It’s easy to think that our oral healthcare is separate and distinct from our overall healthcare. Even the health insurance companies in Canada distinguish between the two, putting an emphasis on overall physical care and categorizing dental care as an extra benefit, which results in many people overall healthcare coverage but not dental. This does an enormous disservice to the population: oral health and overall health are not only inextricably linked, they’re reliant on the other, most importantly with regard to early detection of developing problems.
Dental care, for example, isn’t only related to issues in and of the mouth. If a disease or illness is in its early stages of development in a person’s body, long before symptoms begin to manifest in the body, many times signs become apparent in the mouth. It’s not uncommon for dental professionals to be the first physicians to notice something awry in a patient that suggests a systemic problem. For this reason, the mouth is often referred to as “the window to the body.” In addition to regular check ups and cleanings being important for your oral health, they’re also beneficial insofar as should anything irregular show up during your exam, the dentist can determine what may be wrong. Catching illness or disease so early on increases the chance of treating that illness before it worsens or becomes widespread.
Erosion on the teeth can be an indicator for several different problems that warrant further exploration. If the patient is vomiting regularly due to bulimia, stomach acid may be wearing down the tooth enamel. If the disease is left untreated, it could ultimately cause deterioration of the enamel, inflammation of the esophagus and chronic acid reflux in addition to a host of other ailments, some of which may permanently damage the body or even cause death. GERD is another commonly diagnosed condition from enamel erosion. GERD, or Gastroesophageal reflux disease, can greatly affect the condition of the teeth due to excess acid coming up into the mouth. The condition is treatable with medication, but the patient should then be under a physician’s supervision to prevent long-term damage. Acidic erosion may also simply stem from too many acidic or sugary drinks such as pop or juice. And wear on the enamel in certain patterns shows the dentist that there patient grinds or presses her teeth together at night. If there are accompanying headaches, tooth sensitivity, gum recession and a feeling of fullness in the ears, the dentist may recommend the patient be fitted with a night guard and try relaxation techniques before sleep to reduce the behaviour and prevent further wear. In all cases, after seeing such indicators, the dentist can assess the patient’s overall health and honestly and candidly work to resolve the issue with the patient before it becomes worse.

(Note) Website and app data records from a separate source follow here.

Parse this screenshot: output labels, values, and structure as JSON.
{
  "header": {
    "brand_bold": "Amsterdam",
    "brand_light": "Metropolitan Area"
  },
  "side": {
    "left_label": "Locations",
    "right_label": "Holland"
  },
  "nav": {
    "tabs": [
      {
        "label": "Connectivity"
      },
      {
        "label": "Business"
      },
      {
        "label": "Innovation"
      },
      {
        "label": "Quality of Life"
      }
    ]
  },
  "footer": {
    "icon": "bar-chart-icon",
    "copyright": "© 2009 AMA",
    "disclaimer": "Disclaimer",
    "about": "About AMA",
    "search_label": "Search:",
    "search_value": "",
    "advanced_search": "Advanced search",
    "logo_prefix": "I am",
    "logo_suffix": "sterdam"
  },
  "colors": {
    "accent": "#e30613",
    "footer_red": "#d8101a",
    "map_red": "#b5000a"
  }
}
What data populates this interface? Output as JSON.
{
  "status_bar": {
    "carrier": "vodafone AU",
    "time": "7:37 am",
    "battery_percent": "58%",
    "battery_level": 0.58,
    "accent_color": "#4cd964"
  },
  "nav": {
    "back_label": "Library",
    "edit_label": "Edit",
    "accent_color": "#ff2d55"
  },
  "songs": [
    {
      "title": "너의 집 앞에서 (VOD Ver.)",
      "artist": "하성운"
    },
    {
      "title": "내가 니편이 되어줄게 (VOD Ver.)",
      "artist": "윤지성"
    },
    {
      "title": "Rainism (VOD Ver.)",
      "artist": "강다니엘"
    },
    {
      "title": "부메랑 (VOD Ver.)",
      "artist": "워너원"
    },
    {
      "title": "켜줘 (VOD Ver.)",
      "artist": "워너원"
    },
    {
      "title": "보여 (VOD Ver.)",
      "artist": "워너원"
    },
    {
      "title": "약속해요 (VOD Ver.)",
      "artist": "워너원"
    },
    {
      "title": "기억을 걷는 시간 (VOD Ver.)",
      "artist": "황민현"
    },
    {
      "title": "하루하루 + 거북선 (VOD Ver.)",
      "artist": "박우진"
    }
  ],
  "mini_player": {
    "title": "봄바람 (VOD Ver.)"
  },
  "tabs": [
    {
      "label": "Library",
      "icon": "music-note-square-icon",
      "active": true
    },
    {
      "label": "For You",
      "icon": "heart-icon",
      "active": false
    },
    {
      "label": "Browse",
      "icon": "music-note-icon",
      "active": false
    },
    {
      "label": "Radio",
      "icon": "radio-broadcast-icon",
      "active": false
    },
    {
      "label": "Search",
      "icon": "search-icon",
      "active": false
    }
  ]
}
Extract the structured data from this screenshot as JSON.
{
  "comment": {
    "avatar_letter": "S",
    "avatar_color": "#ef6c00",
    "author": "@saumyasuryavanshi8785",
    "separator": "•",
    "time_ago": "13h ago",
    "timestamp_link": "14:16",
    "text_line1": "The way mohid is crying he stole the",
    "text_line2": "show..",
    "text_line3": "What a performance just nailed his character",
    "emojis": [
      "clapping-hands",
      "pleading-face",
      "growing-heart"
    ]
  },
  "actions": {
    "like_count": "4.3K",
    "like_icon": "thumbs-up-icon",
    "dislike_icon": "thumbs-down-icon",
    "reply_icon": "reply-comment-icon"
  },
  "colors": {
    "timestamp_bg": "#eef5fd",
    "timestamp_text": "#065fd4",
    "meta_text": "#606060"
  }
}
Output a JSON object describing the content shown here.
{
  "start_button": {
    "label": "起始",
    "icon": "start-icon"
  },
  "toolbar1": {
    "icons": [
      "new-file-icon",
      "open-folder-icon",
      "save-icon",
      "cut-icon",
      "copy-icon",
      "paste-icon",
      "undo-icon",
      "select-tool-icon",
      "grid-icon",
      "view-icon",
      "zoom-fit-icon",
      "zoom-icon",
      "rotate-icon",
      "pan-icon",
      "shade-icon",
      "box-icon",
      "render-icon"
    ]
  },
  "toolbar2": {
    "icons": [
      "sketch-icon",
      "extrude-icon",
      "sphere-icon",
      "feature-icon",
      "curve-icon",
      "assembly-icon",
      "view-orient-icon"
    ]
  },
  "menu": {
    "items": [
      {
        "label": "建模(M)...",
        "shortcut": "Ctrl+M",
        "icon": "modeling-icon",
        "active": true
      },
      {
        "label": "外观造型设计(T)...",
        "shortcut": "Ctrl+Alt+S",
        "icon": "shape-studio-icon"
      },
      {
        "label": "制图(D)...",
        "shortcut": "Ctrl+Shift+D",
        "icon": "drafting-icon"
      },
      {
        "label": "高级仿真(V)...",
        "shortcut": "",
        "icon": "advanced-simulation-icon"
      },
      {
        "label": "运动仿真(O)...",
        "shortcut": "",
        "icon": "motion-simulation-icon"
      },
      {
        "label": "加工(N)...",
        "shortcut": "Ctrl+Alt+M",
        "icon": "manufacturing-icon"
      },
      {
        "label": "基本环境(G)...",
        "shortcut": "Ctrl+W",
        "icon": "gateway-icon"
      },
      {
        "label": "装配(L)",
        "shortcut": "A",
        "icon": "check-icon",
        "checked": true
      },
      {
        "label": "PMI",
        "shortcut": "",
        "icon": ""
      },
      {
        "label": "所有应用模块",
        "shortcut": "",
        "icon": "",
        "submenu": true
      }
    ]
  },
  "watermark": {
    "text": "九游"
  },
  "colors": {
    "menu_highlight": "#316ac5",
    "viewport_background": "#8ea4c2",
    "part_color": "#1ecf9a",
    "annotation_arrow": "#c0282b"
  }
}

Alternatively, if you have an existing condition, revealing it to your dentist will allow her to be on alert for specific oral issues that tend to plague those with that condition. Certain conditions leave patients more vulnerable to gum disease or cavities; for example, diabetes sufferers are commonly affected by far greater instance of gum disease, abscesses and root caries. These patients are advised to see the dentist more frequently to keep these issues under control. All in all, being aware of any pre-existing conditions will enable the dentist to take extra care and precaution with regard to those side effects that arise from any disorder or disease.
Oral health and overall health are not mutually exclusive; the body is a system in which each part works organically with the others and affects the others. Caught early enough, these situations are either preventable or treatable. If you maintain your regular dental visits, see something unusual happening to your teeth, gums, tongue or throat, or just have a suspicion that something isn’t quite right, please see your dentist. She is equipped with the knowledge and training to catch these and other issues early on, saving you further difficulties down the line.